[Source data]
• • •

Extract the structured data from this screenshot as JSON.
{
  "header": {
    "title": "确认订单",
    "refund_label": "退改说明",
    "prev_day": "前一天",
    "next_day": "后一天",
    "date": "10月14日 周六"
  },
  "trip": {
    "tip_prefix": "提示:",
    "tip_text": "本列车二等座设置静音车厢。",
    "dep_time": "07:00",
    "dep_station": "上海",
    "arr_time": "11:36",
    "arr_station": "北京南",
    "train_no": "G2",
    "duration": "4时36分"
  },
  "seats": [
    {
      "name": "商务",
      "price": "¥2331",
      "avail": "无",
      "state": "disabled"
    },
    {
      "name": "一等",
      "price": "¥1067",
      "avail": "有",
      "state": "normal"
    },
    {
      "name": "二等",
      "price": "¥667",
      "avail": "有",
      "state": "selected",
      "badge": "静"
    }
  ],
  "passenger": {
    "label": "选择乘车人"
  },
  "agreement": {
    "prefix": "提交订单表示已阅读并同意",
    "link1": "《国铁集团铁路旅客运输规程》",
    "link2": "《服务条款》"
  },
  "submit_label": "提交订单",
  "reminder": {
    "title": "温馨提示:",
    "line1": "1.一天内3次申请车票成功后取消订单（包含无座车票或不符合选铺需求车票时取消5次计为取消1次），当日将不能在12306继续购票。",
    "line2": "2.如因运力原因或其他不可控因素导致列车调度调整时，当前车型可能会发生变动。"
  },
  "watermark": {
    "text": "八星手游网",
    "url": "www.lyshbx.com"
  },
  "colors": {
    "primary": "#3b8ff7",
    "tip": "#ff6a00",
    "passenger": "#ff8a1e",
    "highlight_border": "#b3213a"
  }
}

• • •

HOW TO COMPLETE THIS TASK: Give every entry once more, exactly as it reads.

EXERCISE OUTPUT:
Extract the structured data from this screenshot as JSON.
{
  "header": {
    "title": "确认订单",
    "refund_label": "退改说明",
    "prev_day": "前一天",
    "next_day": "后一天",
    "date": "10月14日 周六"
  },
  "trip": {
    "tip_prefix": "提示:",
    "tip_text": "本列车二等座设置静音车厢。",
    "dep_time": "07:00",
    "dep_station": "上海",
    "arr_time": "11:36",
    "arr_station": "北京南",
    "train_no": "G2",
    "duration": "4时36分"
  },
  "seats": [
    {
      "name": "商务",
      "price": "¥2331",
      "avail": "无",
      "state": "disabled"
    },
    {
      "name": "一等",
      "price": "¥1067",
      "avail": "有",
      "state": "normal"
    },
    {
      "name": "二等",
      "price": "¥667",
      "avail": "有",
      "state": "selected",
      "badge": "静"
    }
  ],
  "passenger": {
    "label": "选择乘车人"
  },
  "agreement": {
    "prefix": "提交订单表示已阅读并同意",
    "link1": "《国铁集团铁路旅客运输规程》",
    "link2": "《服务条款》"
  },
  "submit_label": "提交订单",
  "reminder": {
    "title": "温馨提示:",
    "line1": "1.一天内3次申请车票成功后取消订单（包含无座车票或不符合选铺需求车票时取消5次计为取消1次），当日将不能在12306继续购票。",
    "line2": "2.如因运力原因或其他不可控因素导致列车调度调整时，当前车型可能会发生变动。"
  },
  "watermark": {
    "text": "八星手游网",
    "url": "www.lyshbx.com"
  },
  "colors": {
    "primary": "#3b8ff7",
    "tip": "#ff6a00",
    "passenger": "#ff8a1e",
    "highlight_border": "#b3213a"
  }
}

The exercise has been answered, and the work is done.